I am a product of the Jewish summer camp movement. I attended Camp Ramahs in New England (Palmer, MA), American Seminar (Nyack, NY) and Glen Spey, NY between 1967 and 1970. They played a formative role in the development of my Jewish, spiritual and intellectual identity. My teachers and counselors taught me to think, they taught me to pray, they taught me to make friends, they taught me to develop myself creatively. To this day names like Louis Hartman, Stuart Kelman, Alan Mintz, Joseph Lukinsky, Robert Cover, Neal Kaunfer, Joseph Riemer, Jonathan Fenster, Daniel Matt, Raphael Artz and many others are etched fondly in my mind (and a few tyrants like David Mogilner and Seymour Fox, not so fondly).
They taught me to inquire about the world. Not just to ask probing questions, but to expose uncomfortable truths, to resist injustice wherever we found it, to questions our elders and the religious tradition. They taught us to be brave in this pursuit and to let the chips fall where they may. All of this left an indelible impression and created the adult I am. It is truly an amazing legacy.

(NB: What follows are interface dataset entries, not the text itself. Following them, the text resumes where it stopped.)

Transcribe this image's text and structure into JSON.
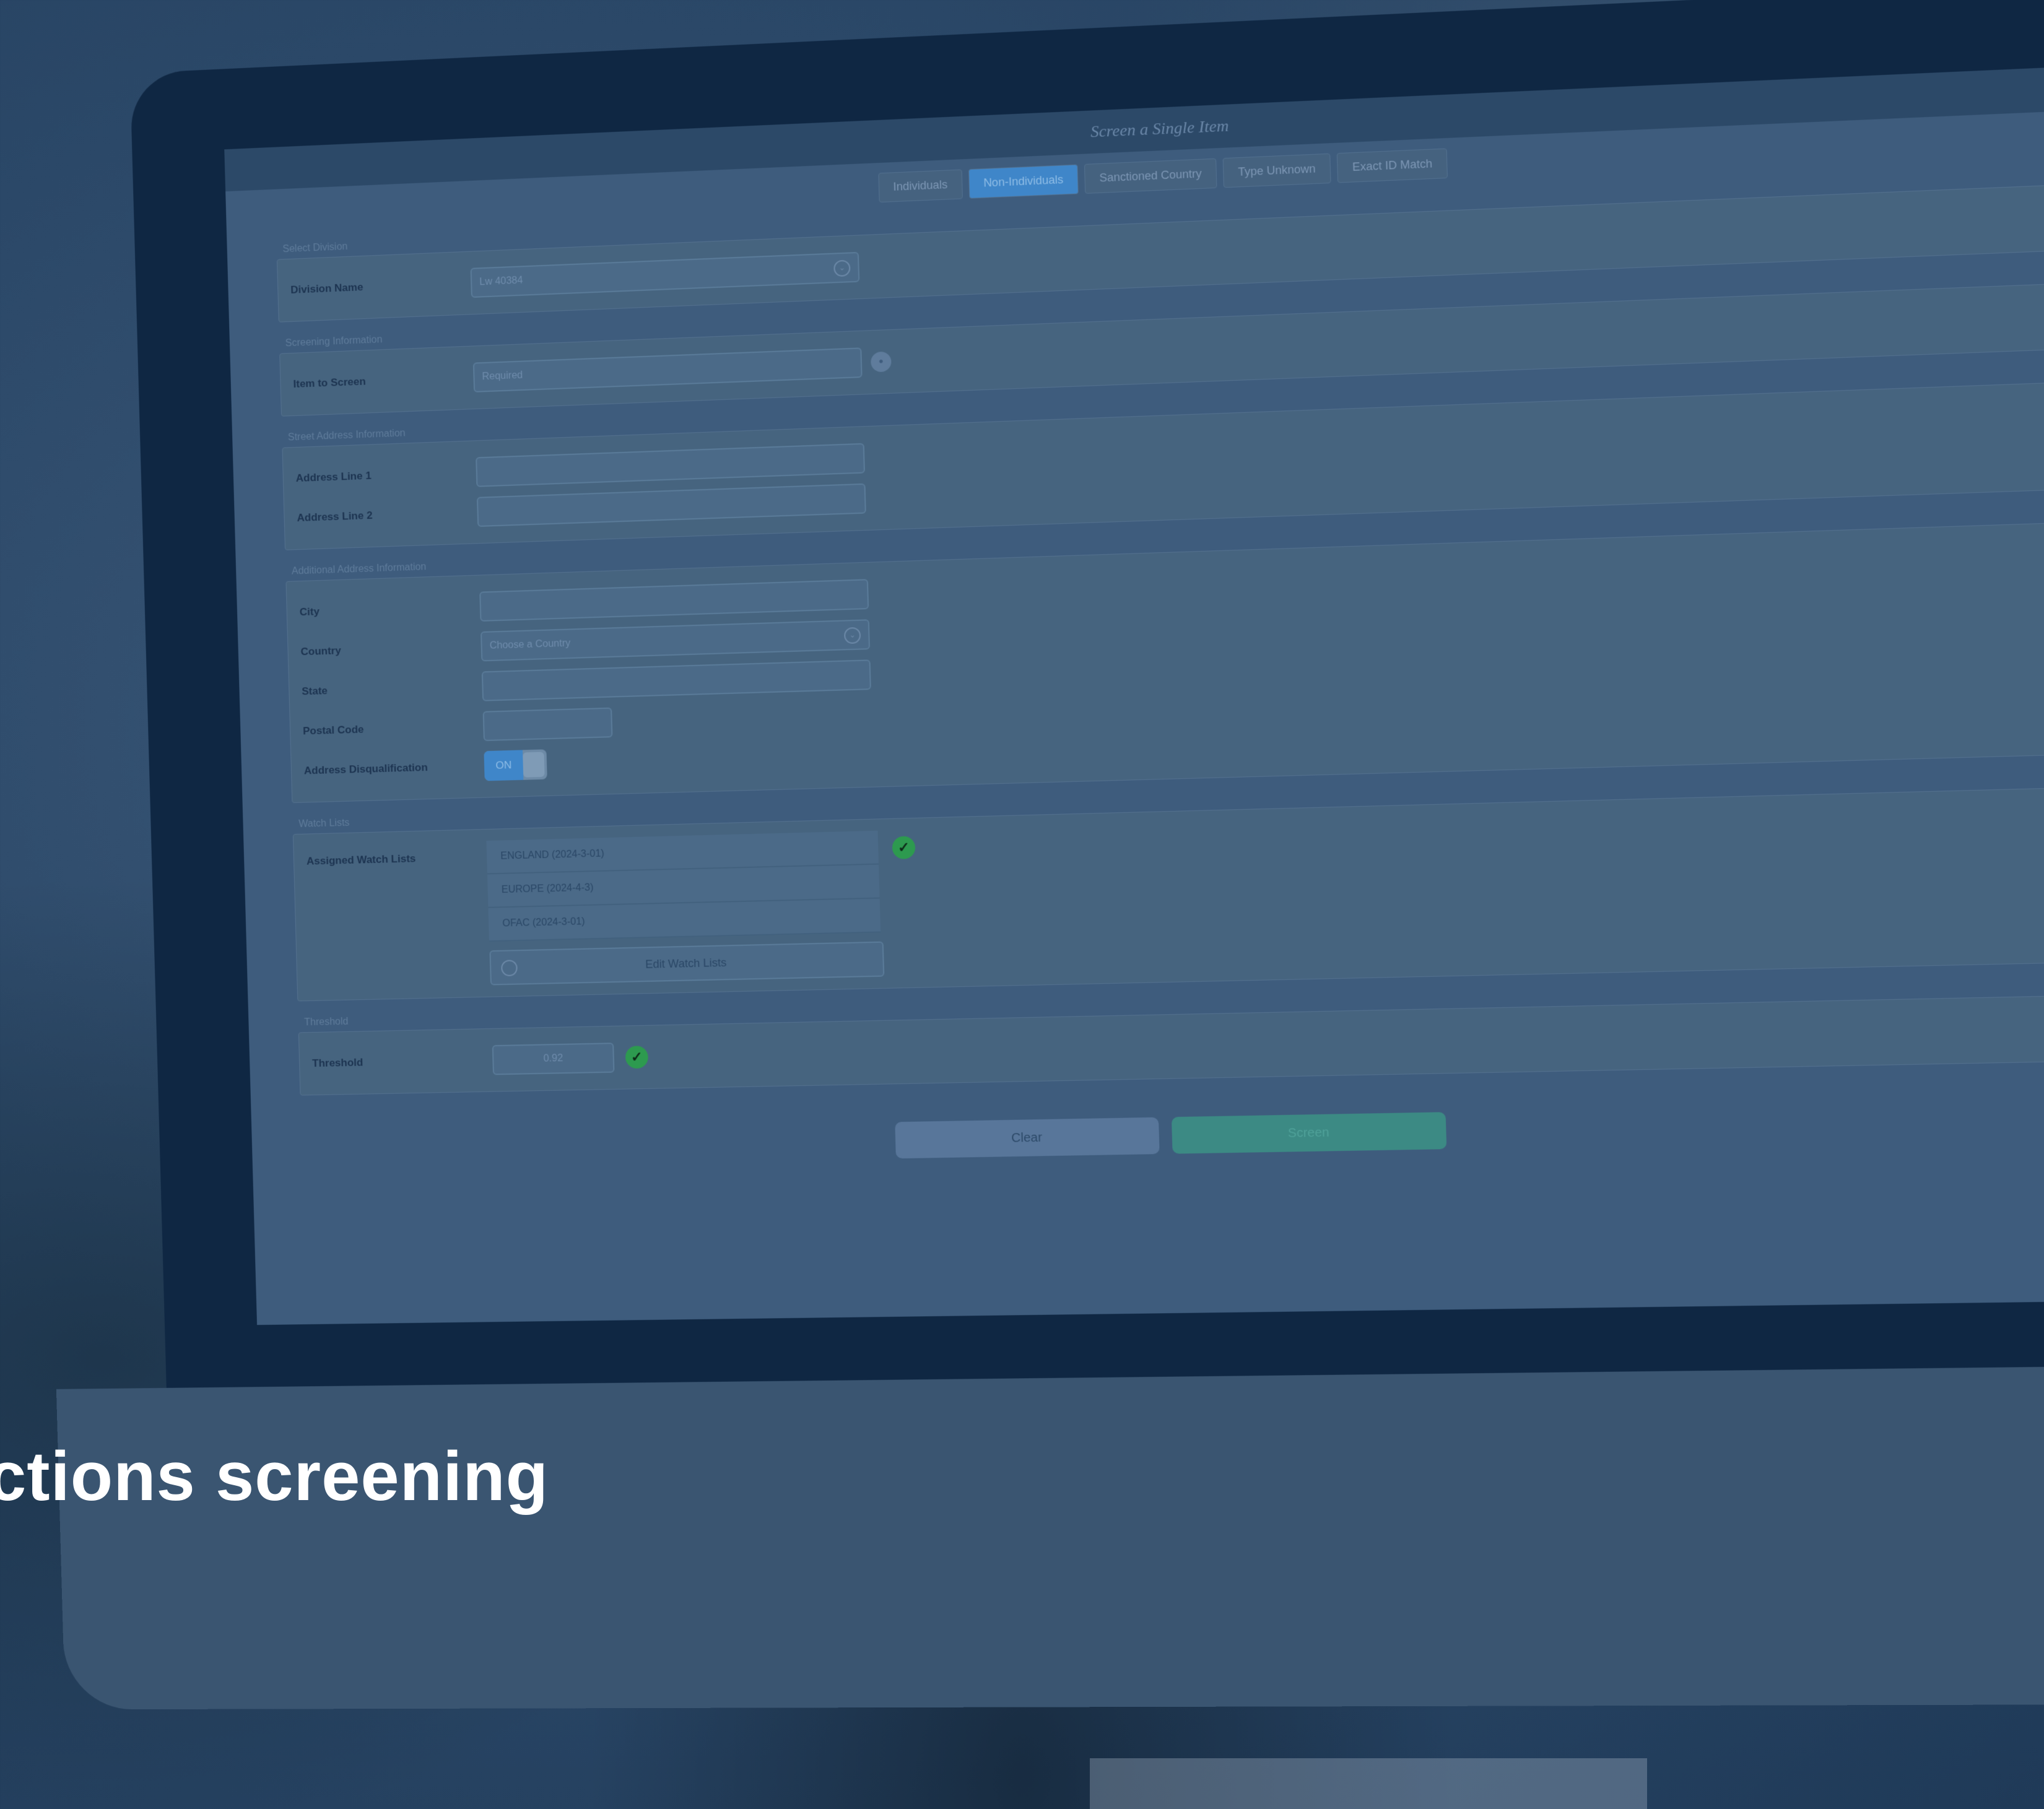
{
  "app": {
    "window_title": "Screen a Single Item"
  },
  "tabs": [
    {
      "label": "Individuals",
      "active": false
    },
    {
      "label": "Non-Individuals",
      "active": true
    },
    {
      "label": "Sanctioned Country",
      "active": false
    },
    {
      "label": "Type Unknown",
      "active": false
    },
    {
      "label": "Exact ID Match",
      "active": false
    }
  ],
  "sections": {
    "select_division": {
      "label": "Select Division",
      "field_label": "Division Name",
      "field_value": "Lw 40384"
    },
    "screening_information": {
      "label": "Screening Information",
      "field_label": "Item to Screen",
      "field_placeholder": "Required"
    },
    "street_address": {
      "label": "Street Address Information",
      "line1_label": "Address Line 1",
      "line1_value": "",
      "line2_label": "Address Line 2",
      "line2_value": ""
    },
    "additional_address": {
      "label": "Additional Address Information",
      "city_label": "City",
      "city_value": "",
      "country_label": "Country",
      "country_value": "Choose a Country",
      "state_label": "State",
      "state_value": "",
      "postal_label": "Postal Code",
      "postal_value": "",
      "dedup_label": "Address Disqualification",
      "dedup_toggle": "ON"
    },
    "watch_list": {
      "label": "Watch Lists",
      "field_label": "Assigned Watch Lists",
      "items": [
        "ENGLAND (2024-3-01)",
        "EUROPE (2024-4-3)",
        "OFAC (2024-3-01)"
      ],
      "edit_label": "Edit Watch Lists"
    },
    "threshold": {
      "label": "Threshold",
      "field_label": "Threshold",
      "field_value": "0.92"
    }
  },
  "actions": {
    "clear_label": "Clear",
    "screen_label": "Screen"
  },
  "caption": "ctions screening",
  "colors": {
    "overlay": "#2b4868",
    "active_tab": "#3f86c9",
    "check": "#2d9a4f",
    "screen_button": "#3c8a84"
  }
}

Under Joe Lukinsky’s tutelage I rebelled against the course offerings at the Nyack Ramah and he helped me develop an independent study course in which I read some of the major tracts of Zionist thought and history, at the end of which I wrote a paper, some of whose ideas you’ll find in this blog. Rabbi Lukinsky encouraged me to send the paper to Prof. Ernst Simon, one of the co-founders of Brit Shalom, who actually wrote me a lovely reply on receiving it! Joe took a defiant, confused, and perhaps angry boy and turned him into a disciplined thinking Jew. For that I am eternally grateful. And without this Tikun Olam would not exist.
Fortunately for me, I attended these campus during the apogee of the student anti-war movement of the late 1960s, when provocative intellectual questioning was de rigeur. At no other time in the history of Camp Ramah would it allow a staging of Hair! (in English, no less!). Unfortunately, that production caused such a severe backlash among parents and perhaps the Jewish Theological Seminary staff who sponsored the camp, that they stopped sending their children and it closed down for a few years after that.
When the camp reopened it was shorn of the bold experimentation that characterized the Palmer Ramah of the past. Instead, it became a place devoted to rigorous adherence to Conservative theological Orthodoxy and sexual decorum.
I now have young children of my own, and naturally I think about what types of Jewish and camp experiences I’d like them to have. In fact, my oldest son last summer attended Camp Solomon Schechter here in the Northwest. But he surprised me this year when he said he didn’t want to go. He wasn’t able to articulate why and I didn’t probe, so I don’t want to assume on his behalf the reasons why he declined. But this camp, as good and earnest as it might be, is inculcating in children not just the good values we want them to have as educated American Jews, but also the impoverished consensus values of liberal Zionism so characteristic of the organized Jewish community.
This is what Allison Benedikt railed against in her essay, Life After Zionist Summer Camp, and what Mira Sucharov crowed about in her bit of toxic nostalgia, In Defense of Zionist Summer Camp, in Haaretz. I actually come down somewhere in between the two of them (though I’m more sympathetic to Benedikt) because unlike Benedikt, I think Camp Ramah did lay the groundwork for the bold, questioning Jew I am today. But unlike Sucharov I don’t believe the Zionist summer camps teach diversity or probing ideas as they might’ve in the 1960s. And if Sucharov’s essay is any indication, she’s still stuck in a time warp that prevents her from fully recognizing the dolorousness of so much of contemporary Zionist thought.
This summer my son will attend a local Mideast Peace Camp where he will hear different messages and learn a different value system than he would at a traditional Jewish summer camp. I will not encourage him to attend a Camp Ramah, though if he wanted to I would be willing to send him. I do not want to put him in a situation in which his political views would be in the minority and he might be pressured or ostracized to adapt to the majority.
I want my son to think for himself. I want to introduce him to as many different ways of looking at the Jewish world as possible. That’s why he attended Solomon Schechter and why he continues to attend Hebrew school. That’s why I expect he will pursue Jewish studies courses in college. But I will not allow my son to fall prey to the nostalgia for a liberal Zionist past that exists only in the minds of people like Sucharov and Gershom Gorenberg. Unfortunately, there is too much rote thought and acceptance of stale consensus views in the mainstream Jewish community when it comes to Israel. I want my children to go beyond this and see more of the world than the little window offered by today’s Camp Ramah. I want them to know Arab-Americans and Palestinians. Of course, I also want them to know their fellow Jews. But their relationships must not stop there as they so often do in the Jewish summer camp movement.